Manors rather than villages were the economic and social units of life in the early Medieval period. A manor consisted of a manor house, one or more villages, and up to several thousand acres of land divided into meadow, pasture, forest, and cultivated fields. The fields were further divided into strips – 1/3 for the lord of the manor, less for the church, and the remainder for the peasants and serfs. At least half of the working days were spent tending the land belonging to the lord and the church. Some time was also spent doing maintenance and on tasks such as clearing land, cutting firewood, and building roads and bridges. The rest of the time the villagers were free to work their own land. A serf was bound to a lord for life and needed the lord’s consent to marry. They couldn’t own property or leave the land without the lord’s permission. However, in theory at least, a serf couldn’t be displaced if the manor changed hands, nor be forced to fight, and he was entitled to the protection of the lord.
Most families lived in rough huts with dirt floors and no chimneys or windows. One end of the hut was often given over to livestock. Furnishings were sparse and often consisted of little more than stools, a trestle table, and beds on the floor softened with straw or leaves. Their diet was plain and included porridge, cheese, bread, and a few home grown vegetables. Life was hard for people however there was some relief from work and grinding poverty. People didn’t work on Sundays or Saints Days, and they could go to nearby fairs and markets. Generally speaking, daily life was aligned very closely to the seasons eg. sowing and planting time, the harvest etc.
• Medieval Celebrations:

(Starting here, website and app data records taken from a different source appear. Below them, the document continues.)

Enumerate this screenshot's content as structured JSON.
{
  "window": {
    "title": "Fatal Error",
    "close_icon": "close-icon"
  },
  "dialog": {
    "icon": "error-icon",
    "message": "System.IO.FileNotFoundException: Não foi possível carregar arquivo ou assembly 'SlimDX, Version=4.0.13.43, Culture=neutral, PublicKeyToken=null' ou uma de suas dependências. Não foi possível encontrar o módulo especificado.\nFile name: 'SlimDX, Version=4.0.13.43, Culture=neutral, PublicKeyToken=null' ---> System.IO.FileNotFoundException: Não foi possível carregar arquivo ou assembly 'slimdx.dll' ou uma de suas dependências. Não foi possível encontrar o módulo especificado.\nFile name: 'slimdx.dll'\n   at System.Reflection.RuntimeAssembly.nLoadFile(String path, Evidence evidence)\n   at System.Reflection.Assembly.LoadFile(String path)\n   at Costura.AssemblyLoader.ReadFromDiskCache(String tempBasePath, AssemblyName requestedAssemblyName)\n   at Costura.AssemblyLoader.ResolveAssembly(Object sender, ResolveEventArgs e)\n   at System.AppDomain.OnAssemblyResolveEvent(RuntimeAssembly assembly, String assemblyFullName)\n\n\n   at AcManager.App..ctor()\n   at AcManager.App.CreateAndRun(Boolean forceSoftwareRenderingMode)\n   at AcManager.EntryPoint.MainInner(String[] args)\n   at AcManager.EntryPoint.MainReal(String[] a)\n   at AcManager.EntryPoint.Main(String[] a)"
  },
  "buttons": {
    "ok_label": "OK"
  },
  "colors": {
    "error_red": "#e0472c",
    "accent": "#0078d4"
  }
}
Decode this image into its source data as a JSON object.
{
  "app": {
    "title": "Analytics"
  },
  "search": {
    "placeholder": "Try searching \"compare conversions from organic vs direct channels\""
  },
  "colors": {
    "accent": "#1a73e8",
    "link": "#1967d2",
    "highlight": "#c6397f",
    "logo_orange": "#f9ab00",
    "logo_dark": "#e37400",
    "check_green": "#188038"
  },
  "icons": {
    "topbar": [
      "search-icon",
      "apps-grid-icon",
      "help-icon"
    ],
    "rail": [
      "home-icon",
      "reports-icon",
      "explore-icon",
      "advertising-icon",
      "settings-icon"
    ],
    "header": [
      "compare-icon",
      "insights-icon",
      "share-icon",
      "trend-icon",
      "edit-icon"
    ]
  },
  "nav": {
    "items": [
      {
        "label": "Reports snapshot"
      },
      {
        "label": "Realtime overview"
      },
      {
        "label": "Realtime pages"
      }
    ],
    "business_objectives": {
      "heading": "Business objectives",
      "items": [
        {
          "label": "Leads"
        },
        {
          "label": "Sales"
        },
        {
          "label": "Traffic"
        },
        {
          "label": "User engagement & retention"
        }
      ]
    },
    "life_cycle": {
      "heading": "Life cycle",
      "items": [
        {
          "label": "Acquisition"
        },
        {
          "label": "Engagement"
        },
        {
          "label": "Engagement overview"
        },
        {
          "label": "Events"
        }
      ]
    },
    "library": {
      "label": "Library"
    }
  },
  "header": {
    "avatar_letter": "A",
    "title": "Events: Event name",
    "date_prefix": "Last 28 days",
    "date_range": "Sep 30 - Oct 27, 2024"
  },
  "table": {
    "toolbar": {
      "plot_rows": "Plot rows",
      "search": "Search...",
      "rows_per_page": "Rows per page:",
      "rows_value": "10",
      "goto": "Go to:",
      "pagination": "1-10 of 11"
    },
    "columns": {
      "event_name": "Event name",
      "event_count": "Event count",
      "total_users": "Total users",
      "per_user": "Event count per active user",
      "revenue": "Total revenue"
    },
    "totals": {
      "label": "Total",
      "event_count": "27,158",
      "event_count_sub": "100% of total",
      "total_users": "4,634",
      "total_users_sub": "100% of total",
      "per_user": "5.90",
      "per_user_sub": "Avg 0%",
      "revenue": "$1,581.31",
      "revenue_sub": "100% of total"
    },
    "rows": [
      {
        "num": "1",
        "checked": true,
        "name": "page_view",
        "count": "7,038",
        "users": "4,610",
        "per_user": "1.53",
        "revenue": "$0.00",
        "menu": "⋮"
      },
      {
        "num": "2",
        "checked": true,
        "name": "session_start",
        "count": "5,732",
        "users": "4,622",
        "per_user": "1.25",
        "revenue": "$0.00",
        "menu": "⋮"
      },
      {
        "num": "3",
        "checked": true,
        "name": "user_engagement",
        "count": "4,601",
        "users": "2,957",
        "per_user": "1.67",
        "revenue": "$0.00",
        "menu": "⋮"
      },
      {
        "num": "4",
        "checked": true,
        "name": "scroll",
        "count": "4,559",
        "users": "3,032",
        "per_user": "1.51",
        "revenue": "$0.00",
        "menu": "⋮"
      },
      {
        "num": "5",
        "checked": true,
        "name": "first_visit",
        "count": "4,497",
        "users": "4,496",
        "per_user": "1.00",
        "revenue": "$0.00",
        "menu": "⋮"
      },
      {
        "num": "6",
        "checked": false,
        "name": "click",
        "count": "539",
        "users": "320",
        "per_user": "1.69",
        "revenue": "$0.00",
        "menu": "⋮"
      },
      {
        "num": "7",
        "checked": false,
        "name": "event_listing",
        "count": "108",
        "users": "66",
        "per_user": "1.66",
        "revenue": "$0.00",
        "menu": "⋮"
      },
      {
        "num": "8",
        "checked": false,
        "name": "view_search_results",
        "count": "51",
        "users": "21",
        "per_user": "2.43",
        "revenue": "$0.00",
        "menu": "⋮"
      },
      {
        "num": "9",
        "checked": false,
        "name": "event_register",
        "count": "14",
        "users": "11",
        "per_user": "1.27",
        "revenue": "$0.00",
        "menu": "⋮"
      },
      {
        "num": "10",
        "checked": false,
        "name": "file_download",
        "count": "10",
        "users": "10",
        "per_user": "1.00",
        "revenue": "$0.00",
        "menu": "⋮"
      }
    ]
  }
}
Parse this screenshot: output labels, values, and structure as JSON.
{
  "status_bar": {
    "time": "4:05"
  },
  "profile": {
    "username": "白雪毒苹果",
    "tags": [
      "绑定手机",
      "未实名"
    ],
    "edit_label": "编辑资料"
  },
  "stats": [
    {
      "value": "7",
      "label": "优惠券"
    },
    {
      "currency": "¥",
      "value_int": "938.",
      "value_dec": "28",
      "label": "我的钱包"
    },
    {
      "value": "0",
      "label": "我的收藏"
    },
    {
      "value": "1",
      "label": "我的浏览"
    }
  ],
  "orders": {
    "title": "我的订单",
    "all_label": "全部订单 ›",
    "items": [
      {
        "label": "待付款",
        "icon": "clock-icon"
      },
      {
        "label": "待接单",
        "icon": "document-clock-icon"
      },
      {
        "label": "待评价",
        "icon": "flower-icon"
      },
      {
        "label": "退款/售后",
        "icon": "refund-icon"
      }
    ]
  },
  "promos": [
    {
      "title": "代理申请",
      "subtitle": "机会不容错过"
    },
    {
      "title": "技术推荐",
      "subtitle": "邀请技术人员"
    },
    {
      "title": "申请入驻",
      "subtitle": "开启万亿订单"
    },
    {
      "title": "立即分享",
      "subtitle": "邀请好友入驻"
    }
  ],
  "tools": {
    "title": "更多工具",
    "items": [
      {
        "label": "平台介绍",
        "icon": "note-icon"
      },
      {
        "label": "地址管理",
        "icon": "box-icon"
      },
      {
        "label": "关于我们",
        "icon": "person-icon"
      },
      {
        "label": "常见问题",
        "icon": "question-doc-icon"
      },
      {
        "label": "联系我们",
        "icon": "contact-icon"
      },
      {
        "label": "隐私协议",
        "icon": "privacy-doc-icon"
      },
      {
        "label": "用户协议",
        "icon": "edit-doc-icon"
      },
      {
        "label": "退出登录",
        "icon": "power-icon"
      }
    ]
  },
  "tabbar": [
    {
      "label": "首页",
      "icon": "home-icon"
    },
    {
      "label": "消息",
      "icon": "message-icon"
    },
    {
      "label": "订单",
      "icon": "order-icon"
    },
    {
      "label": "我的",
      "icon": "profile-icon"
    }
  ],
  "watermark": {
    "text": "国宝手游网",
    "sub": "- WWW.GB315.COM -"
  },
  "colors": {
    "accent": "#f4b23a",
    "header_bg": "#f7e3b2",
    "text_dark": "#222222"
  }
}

Medieval celebrations revolved around feast days that had pagan origins and were based on ancient agricultural celebrations which marked when certain crops should be planted or harvested in the yearly cycle. They also relate to the development of the Christian Church.
• Medieval Market Towns and Inns:
The term ‘market town’ is a legal term that originated during the medieval period meaning a settlement that has the right to host markets. This distinguishes a town from a village or city. Market towns were frequently located where there was ready access to transport eg. at a crossroads or close to a river ford and near castles which offered protection. As market towns developed a system was devised whereby a new market town could not be established within a certain travelling distance, usually within one days travel to and from the market, of an existing one.
Traditional market towns usually had a wide main street or central market square which provided room for traders to set up stalls and booths on market days. Sometimes a market cross was erected in the centre of town both to obtain a blessing on the trade conducted and eventually market halls were developed which included administrative quarters on the first floor above the covered market.
Medieval Inns were usually located along main roads and traditionally provided not only food, drinks, and lodgings but also stabling and fodder for a traveller’s horse. Inns also acted as community gathering places and, especially in rural areas, provided a place for people to meet, socialise and exchange news.
“Whosoever shall brew ale in the town with intention of selling it must hang out a sign, otherwise he shall forfeit his ale.”